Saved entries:
───

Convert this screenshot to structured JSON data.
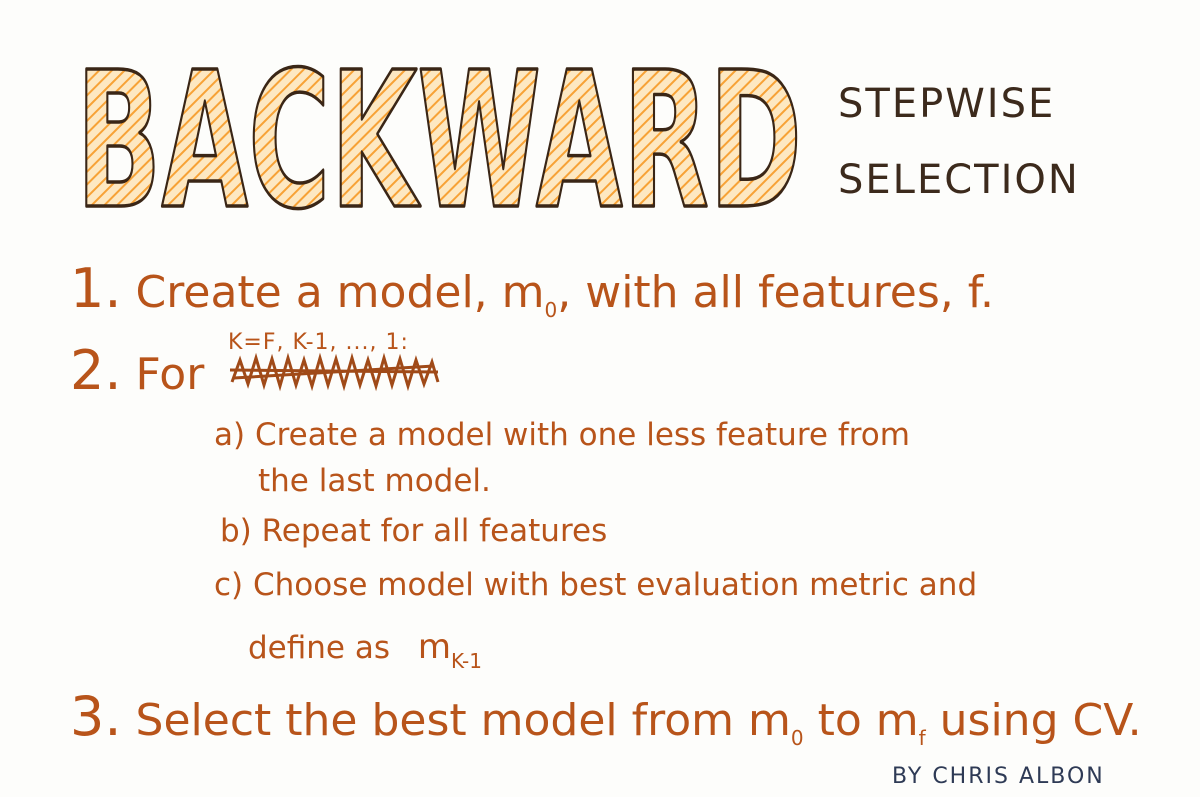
{
  "title": {
    "main": "BACKWARD",
    "line1": "STEPWISE",
    "line2": "SELECTION"
  },
  "colors": {
    "ink": "#b8541a",
    "title_fill": "#f7a236",
    "title_stroke": "#3a2616",
    "byline": "#2e3a55"
  },
  "steps": {
    "s1": {
      "num": "1.",
      "text": "Create a model, m",
      "sub": "0",
      "text_after": ", with all features, f."
    },
    "s2": {
      "num": "2.",
      "text": "For",
      "range": "K=F, K-1, ..., 1:"
    },
    "s2a": {
      "label": "a)",
      "line1": "Create a model with one less feature from",
      "line2": "the last model."
    },
    "s2b": {
      "label": "b)",
      "text": "Repeat for all features"
    },
    "s2c": {
      "label": "c)",
      "line1": "Choose model with best evaluation metric and",
      "line2": "define as",
      "math": "m",
      "math_sub": "K-1"
    },
    "s3": {
      "num": "3.",
      "text": "Select the best model from m",
      "sub": "0",
      "mid": " to m",
      "sub2": "f",
      "after": " using CV."
    }
  },
  "byline": "BY CHRIS ALBON"
}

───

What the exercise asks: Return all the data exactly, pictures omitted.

Written response:
Convert this screenshot to structured JSON data.
{
  "title": {
    "main": "BACKWARD",
    "line1": "STEPWISE",
    "line2": "SELECTION"
  },
  "colors": {
    "ink": "#b8541a",
    "title_fill": "#f7a236",
    "title_stroke": "#3a2616",
    "byline": "#2e3a55"
  },
  "steps": {
    "s1": {
      "num": "1.",
      "text": "Create a model, m",
      "sub": "0",
      "text_after": ", with all features, f."
    },
    "s2": {
      "num": "2.",
      "text": "For",
      "range": "K=F, K-1, ..., 1:"
    },
    "s2a": {
      "label": "a)",
      "line1": "Create a model with one less feature from",
      "line2": "the last model."
    },
    "s2b": {
      "label": "b)",
      "text": "Repeat for all features"
    },
    "s2c": {
      "label": "c)",
      "line1": "Choose model with best evaluation metric and",
      "line2": "define as",
      "math": "m",
      "math_sub": "K-1"
    },
    "s3": {
      "num": "3.",
      "text": "Select the best model from m",
      "sub": "0",
      "mid": " to m",
      "sub2": "f",
      "after": " using CV."
    }
  },
  "byline": "BY CHRIS ALBON"
}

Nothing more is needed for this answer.